> [Extracted data entries]:
● ● ● ● ●
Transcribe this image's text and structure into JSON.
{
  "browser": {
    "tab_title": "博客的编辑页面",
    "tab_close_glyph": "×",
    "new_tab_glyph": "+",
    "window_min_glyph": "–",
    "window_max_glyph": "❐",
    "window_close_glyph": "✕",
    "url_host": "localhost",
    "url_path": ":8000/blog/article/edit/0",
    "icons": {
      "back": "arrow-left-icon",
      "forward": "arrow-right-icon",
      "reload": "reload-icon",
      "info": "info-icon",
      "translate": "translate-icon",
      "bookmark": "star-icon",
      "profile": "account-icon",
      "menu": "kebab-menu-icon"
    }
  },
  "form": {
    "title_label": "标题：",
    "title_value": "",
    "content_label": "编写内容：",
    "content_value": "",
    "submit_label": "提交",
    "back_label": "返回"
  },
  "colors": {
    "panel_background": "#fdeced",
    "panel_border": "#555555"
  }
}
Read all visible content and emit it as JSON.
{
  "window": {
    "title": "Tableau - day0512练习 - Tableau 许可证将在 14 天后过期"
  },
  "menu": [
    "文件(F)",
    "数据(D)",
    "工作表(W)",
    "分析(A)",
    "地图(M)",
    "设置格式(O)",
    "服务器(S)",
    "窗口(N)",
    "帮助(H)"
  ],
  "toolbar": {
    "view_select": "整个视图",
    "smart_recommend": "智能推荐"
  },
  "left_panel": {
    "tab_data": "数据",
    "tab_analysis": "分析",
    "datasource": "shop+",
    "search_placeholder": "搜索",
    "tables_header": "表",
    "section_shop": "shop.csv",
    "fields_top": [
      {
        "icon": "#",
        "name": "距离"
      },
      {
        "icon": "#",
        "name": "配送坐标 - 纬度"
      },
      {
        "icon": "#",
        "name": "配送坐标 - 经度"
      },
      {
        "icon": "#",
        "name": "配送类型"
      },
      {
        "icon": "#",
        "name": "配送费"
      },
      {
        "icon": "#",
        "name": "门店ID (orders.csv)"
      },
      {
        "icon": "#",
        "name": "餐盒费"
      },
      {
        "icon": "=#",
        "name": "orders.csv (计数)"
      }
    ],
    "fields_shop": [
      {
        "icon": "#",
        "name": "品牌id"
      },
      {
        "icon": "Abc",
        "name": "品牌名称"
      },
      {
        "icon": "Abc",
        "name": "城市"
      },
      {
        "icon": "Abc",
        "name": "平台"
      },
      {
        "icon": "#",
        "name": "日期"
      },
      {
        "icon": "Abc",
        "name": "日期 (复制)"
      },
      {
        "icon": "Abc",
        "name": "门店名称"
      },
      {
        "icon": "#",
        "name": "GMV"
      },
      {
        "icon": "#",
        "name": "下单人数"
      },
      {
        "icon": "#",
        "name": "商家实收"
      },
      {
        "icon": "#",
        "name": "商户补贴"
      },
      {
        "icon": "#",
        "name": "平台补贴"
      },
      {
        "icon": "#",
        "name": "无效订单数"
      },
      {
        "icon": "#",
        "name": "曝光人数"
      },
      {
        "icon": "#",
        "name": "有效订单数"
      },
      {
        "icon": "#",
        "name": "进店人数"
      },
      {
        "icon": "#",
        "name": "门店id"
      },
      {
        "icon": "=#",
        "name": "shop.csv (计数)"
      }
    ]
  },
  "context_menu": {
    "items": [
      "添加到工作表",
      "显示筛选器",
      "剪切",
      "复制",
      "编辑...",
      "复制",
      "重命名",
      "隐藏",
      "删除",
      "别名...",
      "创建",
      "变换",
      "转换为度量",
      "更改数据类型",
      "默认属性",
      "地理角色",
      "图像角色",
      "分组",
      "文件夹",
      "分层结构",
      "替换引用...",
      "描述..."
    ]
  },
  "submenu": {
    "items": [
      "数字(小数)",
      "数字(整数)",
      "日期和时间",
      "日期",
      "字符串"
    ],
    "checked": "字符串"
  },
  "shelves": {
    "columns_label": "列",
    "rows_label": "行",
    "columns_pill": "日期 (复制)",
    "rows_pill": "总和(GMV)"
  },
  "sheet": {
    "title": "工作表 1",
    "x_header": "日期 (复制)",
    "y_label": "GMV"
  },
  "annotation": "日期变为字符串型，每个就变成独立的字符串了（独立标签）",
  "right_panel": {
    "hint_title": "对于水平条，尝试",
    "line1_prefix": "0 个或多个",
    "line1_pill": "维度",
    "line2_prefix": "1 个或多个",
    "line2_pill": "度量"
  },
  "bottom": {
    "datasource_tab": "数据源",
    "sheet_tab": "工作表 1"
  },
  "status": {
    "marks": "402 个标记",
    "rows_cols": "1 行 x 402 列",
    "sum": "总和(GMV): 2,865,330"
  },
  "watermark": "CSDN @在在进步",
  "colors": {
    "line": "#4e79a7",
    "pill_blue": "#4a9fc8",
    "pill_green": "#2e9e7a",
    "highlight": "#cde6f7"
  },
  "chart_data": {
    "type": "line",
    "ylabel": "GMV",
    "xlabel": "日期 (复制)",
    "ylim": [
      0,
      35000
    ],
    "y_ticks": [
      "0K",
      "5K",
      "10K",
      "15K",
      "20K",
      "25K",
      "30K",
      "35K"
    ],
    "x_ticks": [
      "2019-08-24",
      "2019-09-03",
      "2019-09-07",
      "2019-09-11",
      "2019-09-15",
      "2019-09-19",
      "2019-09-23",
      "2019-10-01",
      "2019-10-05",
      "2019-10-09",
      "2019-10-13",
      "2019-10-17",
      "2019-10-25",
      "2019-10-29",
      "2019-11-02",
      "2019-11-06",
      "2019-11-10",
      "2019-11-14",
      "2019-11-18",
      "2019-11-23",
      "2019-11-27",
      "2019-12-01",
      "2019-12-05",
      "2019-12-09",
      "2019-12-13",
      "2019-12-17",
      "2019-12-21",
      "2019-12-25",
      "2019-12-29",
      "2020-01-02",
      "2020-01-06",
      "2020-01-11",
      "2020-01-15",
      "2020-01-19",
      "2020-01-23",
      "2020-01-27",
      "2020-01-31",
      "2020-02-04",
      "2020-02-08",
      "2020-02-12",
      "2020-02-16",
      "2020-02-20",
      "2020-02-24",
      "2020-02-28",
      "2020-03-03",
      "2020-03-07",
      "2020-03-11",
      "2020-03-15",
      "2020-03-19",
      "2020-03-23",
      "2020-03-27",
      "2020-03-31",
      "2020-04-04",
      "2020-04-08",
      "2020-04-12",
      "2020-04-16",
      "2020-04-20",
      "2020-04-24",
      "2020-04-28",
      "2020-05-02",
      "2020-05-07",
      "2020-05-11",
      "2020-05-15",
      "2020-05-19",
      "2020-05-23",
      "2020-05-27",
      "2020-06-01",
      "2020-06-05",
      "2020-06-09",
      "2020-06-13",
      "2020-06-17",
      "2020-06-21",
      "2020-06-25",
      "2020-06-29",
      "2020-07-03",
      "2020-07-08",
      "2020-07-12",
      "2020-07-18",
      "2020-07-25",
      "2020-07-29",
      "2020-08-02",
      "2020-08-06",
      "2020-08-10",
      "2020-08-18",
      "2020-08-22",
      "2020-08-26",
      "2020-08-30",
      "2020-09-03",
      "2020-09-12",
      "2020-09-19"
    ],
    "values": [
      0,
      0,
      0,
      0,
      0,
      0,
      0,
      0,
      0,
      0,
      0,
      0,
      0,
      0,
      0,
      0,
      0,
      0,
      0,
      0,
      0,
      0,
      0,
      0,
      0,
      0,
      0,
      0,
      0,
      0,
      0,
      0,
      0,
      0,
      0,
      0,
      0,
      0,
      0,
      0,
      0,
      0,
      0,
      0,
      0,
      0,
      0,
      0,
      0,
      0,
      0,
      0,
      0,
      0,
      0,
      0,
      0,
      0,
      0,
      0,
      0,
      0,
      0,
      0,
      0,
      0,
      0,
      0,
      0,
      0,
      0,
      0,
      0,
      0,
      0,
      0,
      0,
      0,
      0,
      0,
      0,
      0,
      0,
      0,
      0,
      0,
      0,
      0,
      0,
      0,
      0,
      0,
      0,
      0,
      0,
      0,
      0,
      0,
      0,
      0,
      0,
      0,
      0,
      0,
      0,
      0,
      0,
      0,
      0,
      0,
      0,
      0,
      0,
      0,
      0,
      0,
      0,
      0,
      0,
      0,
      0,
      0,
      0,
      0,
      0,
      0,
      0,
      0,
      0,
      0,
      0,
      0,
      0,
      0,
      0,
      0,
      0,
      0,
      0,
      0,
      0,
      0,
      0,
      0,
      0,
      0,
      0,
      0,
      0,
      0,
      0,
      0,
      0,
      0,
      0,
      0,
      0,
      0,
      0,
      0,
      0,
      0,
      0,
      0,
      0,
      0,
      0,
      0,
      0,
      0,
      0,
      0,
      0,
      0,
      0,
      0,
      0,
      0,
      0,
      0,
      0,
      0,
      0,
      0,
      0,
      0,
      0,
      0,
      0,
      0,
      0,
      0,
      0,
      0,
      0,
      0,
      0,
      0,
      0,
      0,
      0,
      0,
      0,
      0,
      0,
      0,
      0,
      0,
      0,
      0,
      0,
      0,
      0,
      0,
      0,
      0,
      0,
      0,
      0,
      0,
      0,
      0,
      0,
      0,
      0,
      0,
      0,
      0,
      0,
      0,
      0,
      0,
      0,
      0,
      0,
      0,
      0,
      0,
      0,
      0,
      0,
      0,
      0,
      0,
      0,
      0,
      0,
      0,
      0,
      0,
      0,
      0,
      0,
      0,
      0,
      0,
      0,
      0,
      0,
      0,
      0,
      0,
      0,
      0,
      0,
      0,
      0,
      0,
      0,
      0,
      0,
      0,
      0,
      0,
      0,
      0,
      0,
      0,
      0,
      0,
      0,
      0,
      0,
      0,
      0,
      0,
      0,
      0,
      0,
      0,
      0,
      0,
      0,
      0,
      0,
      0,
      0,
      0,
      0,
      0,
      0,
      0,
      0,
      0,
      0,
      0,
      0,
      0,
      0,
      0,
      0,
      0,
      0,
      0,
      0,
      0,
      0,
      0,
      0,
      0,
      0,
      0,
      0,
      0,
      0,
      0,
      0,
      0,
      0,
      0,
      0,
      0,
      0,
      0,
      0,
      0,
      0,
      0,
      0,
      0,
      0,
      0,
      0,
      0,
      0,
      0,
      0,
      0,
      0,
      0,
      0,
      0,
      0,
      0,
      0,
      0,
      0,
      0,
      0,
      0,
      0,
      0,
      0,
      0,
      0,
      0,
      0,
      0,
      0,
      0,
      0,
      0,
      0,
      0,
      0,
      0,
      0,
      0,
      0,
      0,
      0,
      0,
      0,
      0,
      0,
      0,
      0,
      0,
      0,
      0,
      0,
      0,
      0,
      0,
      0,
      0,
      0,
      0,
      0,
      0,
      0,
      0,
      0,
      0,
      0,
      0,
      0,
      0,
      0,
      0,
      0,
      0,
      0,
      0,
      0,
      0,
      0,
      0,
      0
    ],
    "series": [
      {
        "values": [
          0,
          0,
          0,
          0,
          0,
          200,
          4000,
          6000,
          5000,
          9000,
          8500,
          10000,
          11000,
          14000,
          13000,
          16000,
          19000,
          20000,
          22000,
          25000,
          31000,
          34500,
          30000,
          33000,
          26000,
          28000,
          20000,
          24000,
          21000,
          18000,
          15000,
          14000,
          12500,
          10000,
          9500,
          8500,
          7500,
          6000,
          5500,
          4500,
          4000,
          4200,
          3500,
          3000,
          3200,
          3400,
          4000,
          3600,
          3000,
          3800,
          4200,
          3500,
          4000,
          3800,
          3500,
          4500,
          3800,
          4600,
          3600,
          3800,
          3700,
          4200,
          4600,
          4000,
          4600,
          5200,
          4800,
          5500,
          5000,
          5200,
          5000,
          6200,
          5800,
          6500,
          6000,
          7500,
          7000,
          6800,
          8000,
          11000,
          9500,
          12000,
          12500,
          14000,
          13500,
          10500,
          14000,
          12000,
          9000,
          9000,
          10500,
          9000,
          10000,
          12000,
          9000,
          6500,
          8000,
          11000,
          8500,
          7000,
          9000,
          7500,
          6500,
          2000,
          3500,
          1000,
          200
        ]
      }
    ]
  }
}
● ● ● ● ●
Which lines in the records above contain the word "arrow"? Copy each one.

> [Output of the task]:
      "back": "arrow-left-icon",
      "forward": "arrow-right-icon",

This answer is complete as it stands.